He also said he has represented "not simply unions but also individual employees, belonging to no labor organization, in diverse trades and professions - from prison guards to retail clerks, from hospital administrators to home-care workers."
(CNN) - President Obama's budget plan released Monday lays out legislative priorities destined to become political battles as he navigates his second year in office.
The budget process is difficult by nature since Republicans and Democrats have different spending policies. Democrats generally believe that government should help solve the nation's problems, while Republicans see more government involvement as a problem.
It's also difficult for Obama, who is trying to rein in the deficit and spur job growth at the same time.
Although there will be lots of back-and-forth about the big picture, there will also be intense arguments will on smaller items that affect specific states and districts.
"I'm willing to reduce waste in programs I care about, and I'm asking members of Congress to do the same. I'm asking Republicans and Democrats alike to take a fresh look at programs they've supported in the past to see what's working and what's not, and trim back accordingly," the president said Monday.
(CNN) - President Obama's proposed spending freeze could help him recapture the favor of centrist voters, but critics blast the move as nothing more than political posturing.
The president is expected to call for a partial, three-year freeze on discretionary spending in his State of the Union address Wednesday, according to two senior administration officials. The cuts, which Obama will say would save $250 billion, would not apply to national security spending and would not affect major entitlement programs like Medicare and Social Security.
The proposal comes as the president's poll numbers dip and concerns about the economy and the federal deficit flare.
It also comes after a shocking election loss for Democrats in Massachusetts, which many have interpreted as an expression of voter frustration with the way Washington is handling the economy.
(CNN) - Democrats and Republicans woke up this week with a fresh perspective on the midterm elections.
To many political observers, the election of Republican Scott Brown is a game changer. He overcame what at one point was a 30-point deficit to defeat Democrat Martha Coakley in a special election to serve out the remainder of the late Ted Kennedy's Senate term.
Democrats are trying to calm frustrated voters and make sure that recent losses in Massachusetts, New Jersey and Virginia don't become a national trend. Republicans, still jubilant from last week's win, are hoping to capitalize on the excitement brewing from a refueled base.
Without a super-majority in the Senate, Senate Majority Leader Harry Reid may need to step back before deciding how to move forward. (Photo Credit: Getty Images)
(CNN) - The message from voters in Massachusetts has Democrats reassessing their next steps as they balance the risks of an election year with an agenda they can no longer push through on their own.

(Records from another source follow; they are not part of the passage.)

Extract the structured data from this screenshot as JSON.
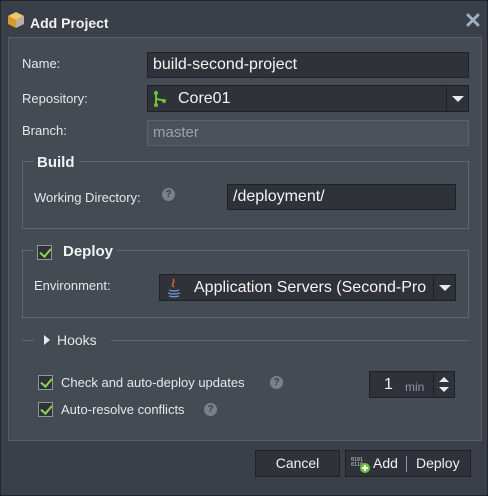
{
  "dialog": {
    "title": "Add Project",
    "title_icon": "package-icon",
    "close_icon": "close-icon"
  },
  "form": {
    "name_label": "Name:",
    "name_value": "build-second-project",
    "repository_label": "Repository:",
    "repository_value": "Core01",
    "repository_icon": "git-branch-icon",
    "branch_label": "Branch:",
    "branch_placeholder": "master"
  },
  "build": {
    "legend": "Build",
    "working_dir_label": "Working Directory:",
    "working_dir_value": "/deployment/"
  },
  "deploy": {
    "legend": "Deploy",
    "checked": true,
    "environment_label": "Environment:",
    "environment_value": "Application Servers (Second-Pro",
    "environment_icon": "java-icon"
  },
  "hooks": {
    "label": "Hooks"
  },
  "options": {
    "auto_deploy_label": "Check and auto-deploy updates",
    "auto_deploy_checked": true,
    "interval_value": "1",
    "interval_unit": "min",
    "auto_resolve_label": "Auto-resolve conflicts",
    "auto_resolve_checked": true
  },
  "footer": {
    "cancel_label": "Cancel",
    "add_label": "Add",
    "deploy_label": "Deploy"
  },
  "colors": {
    "accent_check": "#8fd34b",
    "background": "#3b4048",
    "panel": "#454b53"
  }
}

Republican Scott Brown's jaw-dropping victory Tuesday night in the special election to serve out the remainder of the late Sen. Ted Kennedy's term stripped Democrats of their 60-seat majority in the Senate.
(CNN) - The top U.S. commander in Afghanistan said Thursday the coalition in the war-torn country is going to have to do things "dramatically differently, even uncomfortably differently" in order to succeed.
"We must operate and think in a fundamentally new way," Gen. Stanley McChrystal said in a speech at the International Institute for Strategic Studies, a British think thank. He stressed the importance of connecting with the Afghan people, who he said are "frustrated" that more has not been accomplished in the nearly 8-year-old war.
McChrystal said he discounts immediately those who simplify the problem or offer a solution "because they absolutely have no clue about the complexity of what we are dealing with."
McChrystal arrived in Afghanistan in 2002. In June, he replaced Gen. David McKiernan as the top commander in the region. Defense Secretary Robert Gates said at the time that a "new leadership and fresh eyes" were needed.